Everyone sings with you. At least that’s how it feels. Each time you sing the chorus, it gets brighter and brighter and has exponentially more emotion. You are feeling a oneness with everyone you can see. You realise this chorus is projecting around Newtown. You feel a part of this celebration. Then, in the last three lines, you sing softer and the band build-up to their final note. And there it is, that moment of silence straight afterwards. The moment you can hear your heartbeat so fast. You wonder if that’s dangerous, and then a loud noise happens. You got lost in your head. You sort of forgot there were thousands of people in front of you.

You look up and smile at the band. It’s their last song as well. So you are all nodding and smiling at each other. You don’t have anything to carry off the stage, so you wait slightly awkwardly for the rest of the band to pack down. Mario approaches you and says they should do more of your songs.

First, you must pay that bloody landlord. 

People are trying to talk to you, and you want to. Some of them are hot, but they are not hot enough to make you want to go homeless. You find Aroha, but not the others. They said they would catch up with you later to Aroha, but they never said anything about money. You want to enjoy yourself, but you’re not sure how.

You and Aroha go to her house to pick up some stuff. You walk through the outskirts of Newtown to get to your house. Trying to avoid all the people, especially Aroha’s ex.

Then, you realise that your friendships are worth more than your guitar. So be it.

You get back to yours, take photos of your guitar, and put it up online. You need $500, so that’s the price you give it.


The hot sun burns your legs, so you move them into the shade. They bang into Aroha’s legs, who lets out an annoying sound. You didn’t mean to wake her. Everything is too bright. You move about, stretching your arms and letting out a sigh.

Your phone is thrown at you. Aroha reckons it has been buzzing all morning.
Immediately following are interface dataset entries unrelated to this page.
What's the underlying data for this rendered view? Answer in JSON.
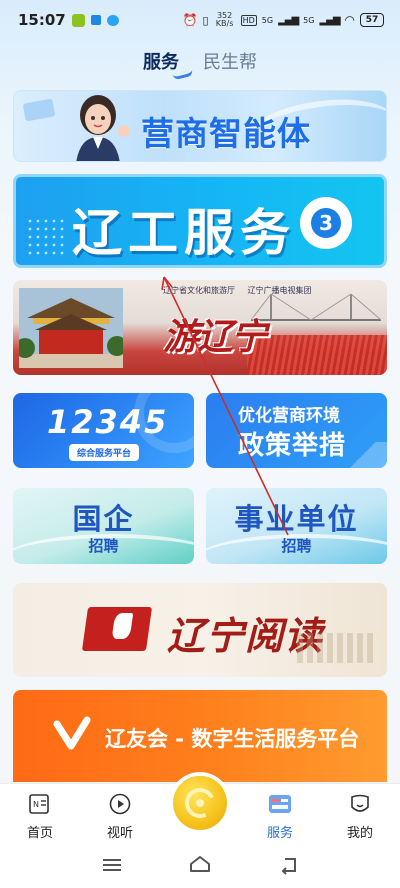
{
  "status": {
    "time": "15:07",
    "net_speed": "352 KB/s",
    "sig1": "5G",
    "sig2": "5G",
    "battery": "57"
  },
  "tabs": [
    {
      "label": "服务",
      "active": true
    },
    {
      "label": "民生帮",
      "active": false
    }
  ],
  "cards": {
    "assistant": {
      "title": "营商智能体"
    },
    "ligong": {
      "title": "辽工服务",
      "badge": "3"
    },
    "travel": {
      "title": "游辽宁",
      "org1": "辽宁省文化和旅游厅",
      "org2": "辽宁广播电视集团"
    },
    "hotline": {
      "number": "12345",
      "sub": "综合服务平台"
    },
    "policy": {
      "line1": "优化营商环境",
      "line2": "政策举措"
    },
    "soe": {
      "line1": "国企",
      "line2": "招聘"
    },
    "public_inst": {
      "line1": "事业单位",
      "line2": "招聘"
    },
    "reading": {
      "title": "辽宁阅读"
    },
    "liaoyou": {
      "title": "辽友会 - 数字生活服务平台"
    }
  },
  "bottom_nav": [
    {
      "label": "首页",
      "icon": "news-icon"
    },
    {
      "label": "视听",
      "icon": "play-icon"
    },
    {
      "label": "",
      "icon": "center-logo-icon"
    },
    {
      "label": "服务",
      "icon": "help-icon",
      "active": true
    },
    {
      "label": "我的",
      "icon": "profile-icon"
    }
  ],
  "colors": {
    "accent": "#2a6ed6",
    "ligong_bg": "#1da0f0",
    "liaoyou_bg": "#ff7e1c"
  }
}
Someone is going to give you $500 for your guitar. First, this makes you happy, then as you look at it is gleaming in the corner of your room, it makes you sad.

A message is from your landlord. He got some of the money, but where is the last half of it?

10:30, you drink coffee in the kitchen. Your flatmates have left a huge mess—dishes all over the bench. You love it there. You have managed to run the flat for two years, for no pay.

You feel so conflicted about some guy coming around in twenty minutes to buy your baby. You wouldn’t be surprised if he was the kind of guy to eat his Ramen noodles over your guitar.

When Aroha enters the kitchen and helps herself to coffee, she asks you what’s wrong. The doorbell rings, and it’s him. You point to your guitar case, and he starts to inspect it. You decide what the hell and tell Aroha everything. About how you’ll get kicked out if you don’t sell your guitar because Georgia and Marlia never paid you back.

Aroha tells you they have paid you back. You read your third message, which is from them, simply saying ‘done.’

You sign in to your bank, and there it is. You pay the landlord straight away. All the money you need to pay your rent, and they even put in an extra $100, as a tip they said.

You hear a sound from the hallway. It’s the greaser. He says he’ll take the guitar. You say no, but he doesn’t seem to hear you. He takes his cash out and puts it on the hallway table, and proceeds to take your guitar away.

No, you say. He looks up in surprise. You give him back the cash and start fighting over the guitar. It takes Aroha to interject for him to leave without your instrument, and she has to push him out the front door.

You put your guitar down and hug Aroha.

You get a text back from your landlord. It says, thanks for that, then it says he might be putting the rent up soon.